That ability to provide pauseless execution is a key capability in this release, said Sellers. Azul has long targeted what Sellers called the Achilles heel of Java: Garbage Collection (GC). Mitigating the impact of GC is a long-standing challenge for Java developers. The new version of the company's flagship product is designed to eliminate GC pauses, which limit scalability, enabling Java app instances to scale dynamically and reliably to dozens of CPU cores and hundreds of gigabytes of memory. Azul calls this "generational pauseless garbage collection (GPGC)."
Industry analyst John Abbott of The 451 Group lauded the company's effort to create a JVM that leverages commodity x86 servers to take on scalability issues for enterprise Java workloads.
"The Zing JVM could help solve the scalability problems that have held back Java for the past 15 years," Abbot said in a statement. "It's likely to prove a visible and important contribution to the success of enterprise Java deployments and mission-critical Linux-based applications."
Zing 5.0 also builds on Azul's focus on infrastructure elasticity; individual instances of the JVM can automatically scale up and down memory and CPU resources. And it provides deep Java application visibility in production with an always-on diagnostic and monitoring tool designed to shorten app dev lifecycles.
Zing 5.0 is generally available now. A trial copy is available here.

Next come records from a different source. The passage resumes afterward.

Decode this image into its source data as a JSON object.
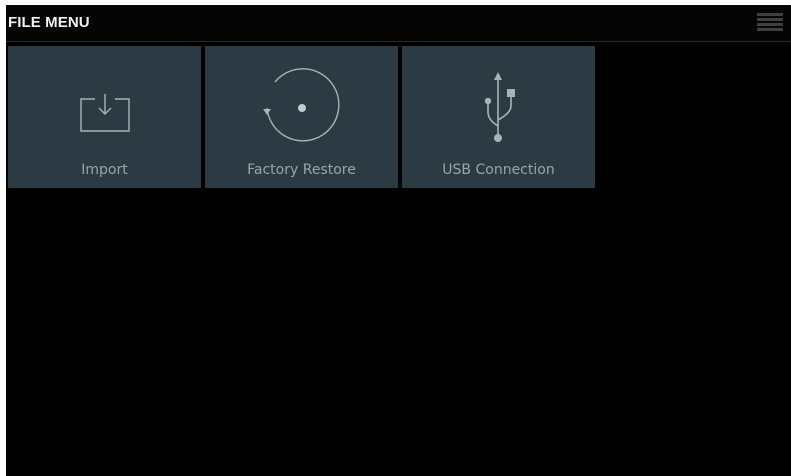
{
  "header": {
    "title": "FILE MENU",
    "menu_icon": "list-menu-icon"
  },
  "tiles": [
    {
      "label": "Import",
      "icon": "import-tray-icon"
    },
    {
      "label": "Factory Restore",
      "icon": "factory-restore-icon"
    },
    {
      "label": "USB Connection",
      "icon": "usb-icon"
    }
  ],
  "colors": {
    "background": "#000000",
    "tile": "#2c3a44",
    "tile_label": "#9aa3aa",
    "icon_stroke": "#aab2b8"
  }
}
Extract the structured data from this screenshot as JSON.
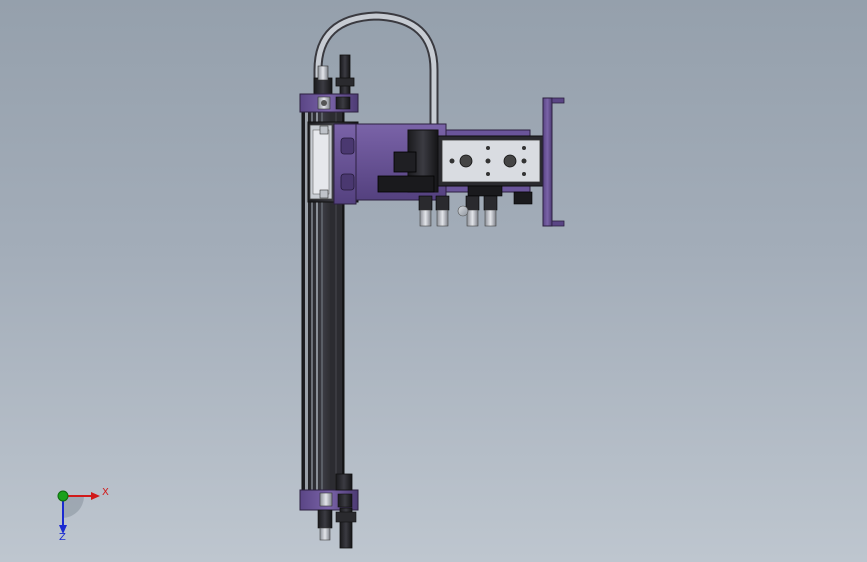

John K. Waters is the editor in chief of a number of Converge360.com sites, with a focus on high-end development, AI and future tech. He's been writing about cutting-edge technologies and culture of Silicon Valley for more than two decades, and he's written more than a dozen books. He also co-scripted the documentary film Silicon Valley: A 100 Year Renaissance, which aired on PBS. He can be reached at [email protected].